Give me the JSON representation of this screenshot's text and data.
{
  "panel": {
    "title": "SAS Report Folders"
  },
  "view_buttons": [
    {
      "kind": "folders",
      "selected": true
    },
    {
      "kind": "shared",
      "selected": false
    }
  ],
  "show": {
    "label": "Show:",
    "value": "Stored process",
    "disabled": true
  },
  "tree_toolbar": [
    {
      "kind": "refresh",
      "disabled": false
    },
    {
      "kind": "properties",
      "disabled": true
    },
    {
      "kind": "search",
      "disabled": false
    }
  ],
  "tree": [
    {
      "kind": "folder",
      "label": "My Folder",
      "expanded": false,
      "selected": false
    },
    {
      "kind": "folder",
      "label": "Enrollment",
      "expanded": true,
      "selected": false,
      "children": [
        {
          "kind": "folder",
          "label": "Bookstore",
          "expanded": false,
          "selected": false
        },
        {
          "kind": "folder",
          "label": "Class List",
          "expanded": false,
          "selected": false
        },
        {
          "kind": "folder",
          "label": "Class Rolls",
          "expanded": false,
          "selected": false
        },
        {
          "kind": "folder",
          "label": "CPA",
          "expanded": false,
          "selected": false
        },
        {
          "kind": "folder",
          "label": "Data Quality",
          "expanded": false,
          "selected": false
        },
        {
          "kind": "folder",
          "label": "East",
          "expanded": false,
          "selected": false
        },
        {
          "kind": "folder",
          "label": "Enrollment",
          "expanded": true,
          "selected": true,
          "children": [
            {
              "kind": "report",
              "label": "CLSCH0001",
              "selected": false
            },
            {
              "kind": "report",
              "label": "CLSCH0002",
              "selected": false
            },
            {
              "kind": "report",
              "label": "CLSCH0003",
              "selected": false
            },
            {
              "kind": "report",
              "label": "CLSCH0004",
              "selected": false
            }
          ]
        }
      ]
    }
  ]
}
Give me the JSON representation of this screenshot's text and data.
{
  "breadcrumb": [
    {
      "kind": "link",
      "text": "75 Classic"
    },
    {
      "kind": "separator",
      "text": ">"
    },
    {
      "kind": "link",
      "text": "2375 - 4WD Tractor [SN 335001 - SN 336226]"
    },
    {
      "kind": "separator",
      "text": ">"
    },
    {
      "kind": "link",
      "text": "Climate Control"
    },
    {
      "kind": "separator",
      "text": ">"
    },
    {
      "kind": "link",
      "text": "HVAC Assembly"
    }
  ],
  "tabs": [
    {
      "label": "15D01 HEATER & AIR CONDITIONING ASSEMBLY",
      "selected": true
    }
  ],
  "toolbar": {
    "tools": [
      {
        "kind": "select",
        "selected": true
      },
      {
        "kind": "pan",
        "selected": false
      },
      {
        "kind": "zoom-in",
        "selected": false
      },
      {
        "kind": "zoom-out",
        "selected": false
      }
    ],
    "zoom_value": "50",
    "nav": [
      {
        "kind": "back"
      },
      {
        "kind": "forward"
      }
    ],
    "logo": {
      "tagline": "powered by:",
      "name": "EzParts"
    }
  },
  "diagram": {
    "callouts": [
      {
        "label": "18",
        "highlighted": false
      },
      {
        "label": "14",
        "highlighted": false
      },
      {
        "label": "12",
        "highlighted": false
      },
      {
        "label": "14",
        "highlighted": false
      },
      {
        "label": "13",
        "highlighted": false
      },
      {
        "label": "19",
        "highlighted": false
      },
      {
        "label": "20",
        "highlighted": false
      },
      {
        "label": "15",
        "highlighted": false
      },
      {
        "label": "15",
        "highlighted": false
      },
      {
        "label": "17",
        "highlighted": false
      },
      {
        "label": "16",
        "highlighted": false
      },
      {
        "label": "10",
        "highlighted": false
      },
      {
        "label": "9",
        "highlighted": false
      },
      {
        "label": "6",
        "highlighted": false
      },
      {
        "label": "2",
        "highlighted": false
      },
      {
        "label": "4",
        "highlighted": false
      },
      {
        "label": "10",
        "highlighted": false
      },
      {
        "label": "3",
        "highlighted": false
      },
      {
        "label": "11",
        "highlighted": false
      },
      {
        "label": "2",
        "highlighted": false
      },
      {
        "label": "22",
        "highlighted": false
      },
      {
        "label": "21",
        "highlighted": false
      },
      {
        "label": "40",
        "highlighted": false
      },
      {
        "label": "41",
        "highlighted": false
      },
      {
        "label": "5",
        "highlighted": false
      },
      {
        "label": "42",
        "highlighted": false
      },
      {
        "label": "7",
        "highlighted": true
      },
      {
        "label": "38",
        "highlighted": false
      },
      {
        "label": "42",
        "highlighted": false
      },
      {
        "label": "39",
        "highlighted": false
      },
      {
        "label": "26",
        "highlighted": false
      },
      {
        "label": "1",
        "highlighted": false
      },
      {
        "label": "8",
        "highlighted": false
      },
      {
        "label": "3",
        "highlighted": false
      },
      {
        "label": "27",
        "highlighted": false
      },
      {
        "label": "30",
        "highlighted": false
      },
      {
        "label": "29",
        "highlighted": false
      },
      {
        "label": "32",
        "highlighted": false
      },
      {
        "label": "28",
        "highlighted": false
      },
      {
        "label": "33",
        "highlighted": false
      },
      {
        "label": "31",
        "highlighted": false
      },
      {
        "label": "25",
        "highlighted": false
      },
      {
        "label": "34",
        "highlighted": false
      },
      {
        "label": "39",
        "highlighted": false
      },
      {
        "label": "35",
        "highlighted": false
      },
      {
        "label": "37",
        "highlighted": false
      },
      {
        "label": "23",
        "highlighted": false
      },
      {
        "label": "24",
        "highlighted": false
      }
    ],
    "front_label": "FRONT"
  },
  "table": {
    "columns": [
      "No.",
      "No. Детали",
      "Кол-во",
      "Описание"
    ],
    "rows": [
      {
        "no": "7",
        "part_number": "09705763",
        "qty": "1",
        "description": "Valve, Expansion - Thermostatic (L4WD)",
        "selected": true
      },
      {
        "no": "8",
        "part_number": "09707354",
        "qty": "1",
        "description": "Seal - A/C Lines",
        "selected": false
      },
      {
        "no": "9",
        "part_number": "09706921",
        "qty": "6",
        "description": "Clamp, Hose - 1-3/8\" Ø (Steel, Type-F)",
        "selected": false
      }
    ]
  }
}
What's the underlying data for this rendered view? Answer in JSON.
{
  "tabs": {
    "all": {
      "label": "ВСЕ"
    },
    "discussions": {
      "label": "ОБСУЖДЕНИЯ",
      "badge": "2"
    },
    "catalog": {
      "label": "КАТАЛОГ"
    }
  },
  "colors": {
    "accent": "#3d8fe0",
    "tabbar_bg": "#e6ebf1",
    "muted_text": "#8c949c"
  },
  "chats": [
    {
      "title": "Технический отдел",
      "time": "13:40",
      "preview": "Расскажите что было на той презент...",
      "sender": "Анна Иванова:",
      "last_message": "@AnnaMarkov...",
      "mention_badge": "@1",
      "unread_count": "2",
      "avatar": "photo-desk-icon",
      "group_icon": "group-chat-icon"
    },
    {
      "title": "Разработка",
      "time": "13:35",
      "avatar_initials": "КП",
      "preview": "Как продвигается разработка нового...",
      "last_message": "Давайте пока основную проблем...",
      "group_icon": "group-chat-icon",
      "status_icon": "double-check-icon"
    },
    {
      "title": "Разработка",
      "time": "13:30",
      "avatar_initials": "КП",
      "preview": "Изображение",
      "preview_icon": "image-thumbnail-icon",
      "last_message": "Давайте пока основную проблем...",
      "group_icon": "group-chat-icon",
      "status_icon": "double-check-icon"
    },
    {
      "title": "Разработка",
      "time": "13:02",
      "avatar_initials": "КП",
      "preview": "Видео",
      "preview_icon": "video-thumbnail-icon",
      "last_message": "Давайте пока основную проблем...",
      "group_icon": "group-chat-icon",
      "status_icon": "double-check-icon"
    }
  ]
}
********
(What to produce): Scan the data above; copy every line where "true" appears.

(Output of the task):
      "selected": true
    "disabled": true
      "disabled": true
      "expanded": true,
          "expanded": true,
          "selected": true,
      "selected": true
        "selected": true
        "highlighted": true
        "selected": true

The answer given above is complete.